“It’s an effort to suppress the First Amendment right of assembly and the First Amendment right to free speech, and to try to take constitutional rights away from these people,” he said.
Mour questioned the application of the charge, given that protesters didn’t appear to use force or verbally threaten Cameron. He said he did not attend the protest, but watched via livestream.
“I think it’s extremely improbable that all 87 of those people uttered some threat of harm against the Attorney General, such as to give rise to charges of that,” he said.
Elizabeth Kuhn, a spokesperson for Cameron’s office, said in an emailed statement that they “respect the decisions made by the arresting agency and appreciate their assistance in upholding the law.”
“Ultimately, any charges will be subject to the legal process and further review by prosecutors,” Kuhn’s statement said.
Ingrid Geiser, director of the criminal division of the County Attorney’s Office, said in an email that the Office was not involved in the charging decisions.

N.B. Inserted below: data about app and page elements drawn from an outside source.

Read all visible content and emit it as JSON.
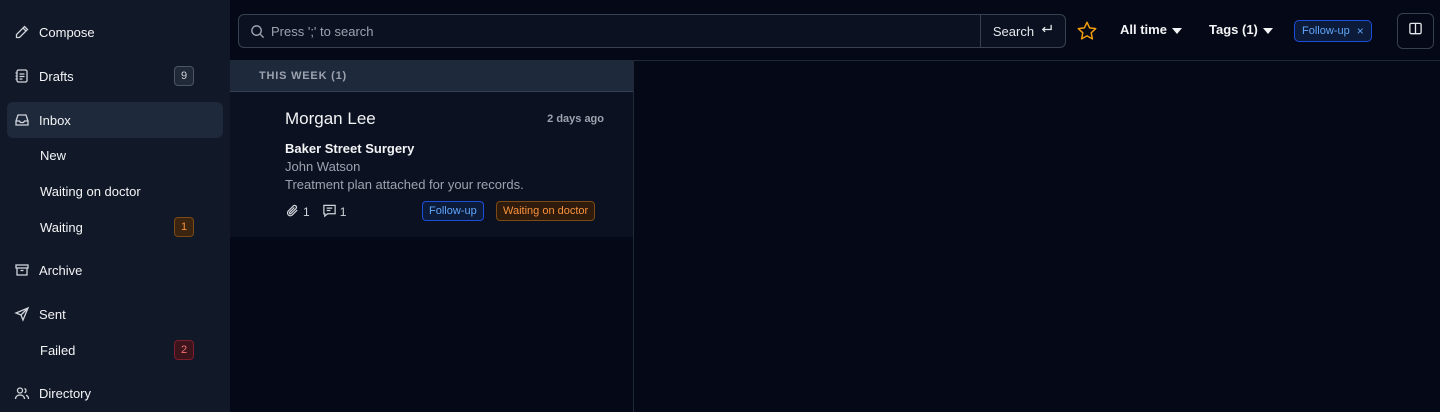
{
  "sidebar": {
    "items": [
      {
        "label": "Compose",
        "icon": "pencil-icon"
      },
      {
        "label": "Drafts",
        "icon": "drafts-icon",
        "badge": "9"
      },
      {
        "label": "Inbox",
        "icon": "inbox-icon",
        "active": true
      },
      {
        "label": "New"
      },
      {
        "label": "Waiting on doctor"
      },
      {
        "label": "Waiting",
        "badge": "1"
      },
      {
        "label": "Archive",
        "icon": "archive-icon"
      },
      {
        "label": "Sent",
        "icon": "send-icon"
      },
      {
        "label": "Failed",
        "badge": "2"
      },
      {
        "label": "Directory",
        "icon": "users-icon"
      }
    ]
  },
  "topbar": {
    "search_placeholder": "Press ';' to search",
    "search_button": "Search",
    "time_filter": "All time",
    "tags_filter": "Tags (1)",
    "active_tag": "Follow-up"
  },
  "list": {
    "group_header": "THIS WEEK (1)",
    "messages": [
      {
        "sender": "Morgan Lee",
        "time": "2 days ago",
        "subject": "Baker Street Surgery",
        "from": "John Watson",
        "preview": "Treatment plan attached for your records.",
        "attachments": "1",
        "comments": "1",
        "tags": [
          "Follow-up",
          "Waiting on doctor"
        ]
      }
    ]
  },
  "colors": {
    "accent_blue": "#60a5fa",
    "accent_orange": "#fb923c",
    "accent_red": "#f87171",
    "star": "#f59e0b"
  }
}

“We will review all available facts and evidence and proceed on a case by case basis,” she said in an email.
Marcosson and Mour each compared the issuance of these charges to a different protest in May, when a group rallying in support of gun rights and against coronavirus restrictions hanged an effigy of Gov. Andy Beshear in front of his residence in Frankfort.
No one was arrested in connection with the hanging. One person was fired by a private employer.

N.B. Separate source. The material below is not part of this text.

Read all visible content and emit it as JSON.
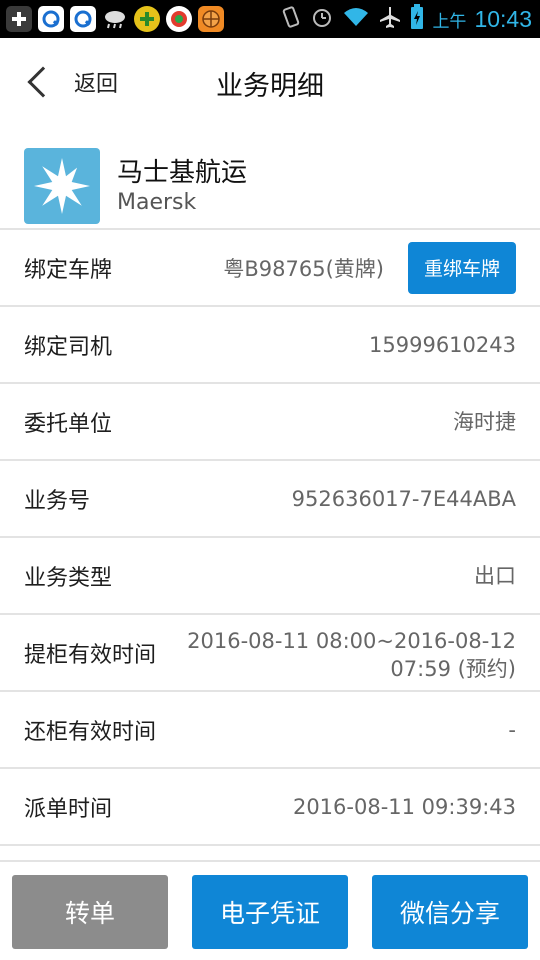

“How many people got charged? Zero,” Mour said. “Because we don’t charge white dudes with guns and who are protesting taking away their freedoms because they can’t go get their hair cut.”
LMPD was not involved in that protest, as it took place in Frankfort. But Marcosson said the differential treatment of the two groups of protesters highlights the problem. Police and others must take care not to interpret speech as threatening simply because of the identity of the person producing it, he said.
“If the same statement is made by a woman or a white person, it might be seen as not threatening at all by a police officer or by the person who is the recipient of the speech, the target of the speech, whereas when it comes from somebody who’s a person of color or from a man, it can be interpreted very differently, even the exact same speech,” he said.
Frequency Of Use
Records show that the charges for intimidating a participant in a legal process levied Tuesday night represent more than a third of all such charges in Louisville in the last year and a half.
The intimidation charge was used 216 times since the start of 2019, according to crime data released online by LMPD, which is current through July 10. This dataset represents “calls for police service where a police incident report was taken.”
The charge has been used 701 times since 2015, according to District court records. Less than a quarter of those produced indictments and advanced to Circuit court.
It was most often used in the 40215 zip code in the south Louisville area that includes Churchill Downs, with 30 such charges there since early 2019, according to the police’s publicly-available crime data. There were 20 charges in the western area covered by the 40211 zip code, and 16 times further south in the Iroquois Park area.
The citation data released online by LMPD show about 54% of those cited were Black, in a city whose population is about 23% Black. The use of the citation overall had decreased from a high of 228 in 2012 to 23 so far this year — until Tuesday’s dozens of arrests including that charge.
In Kentucky, Class D felony charges can carry sentences of one to five years in prison, as well as fines ranging from $1,000 to $10,000.
Jacob Ryan contributed reporting.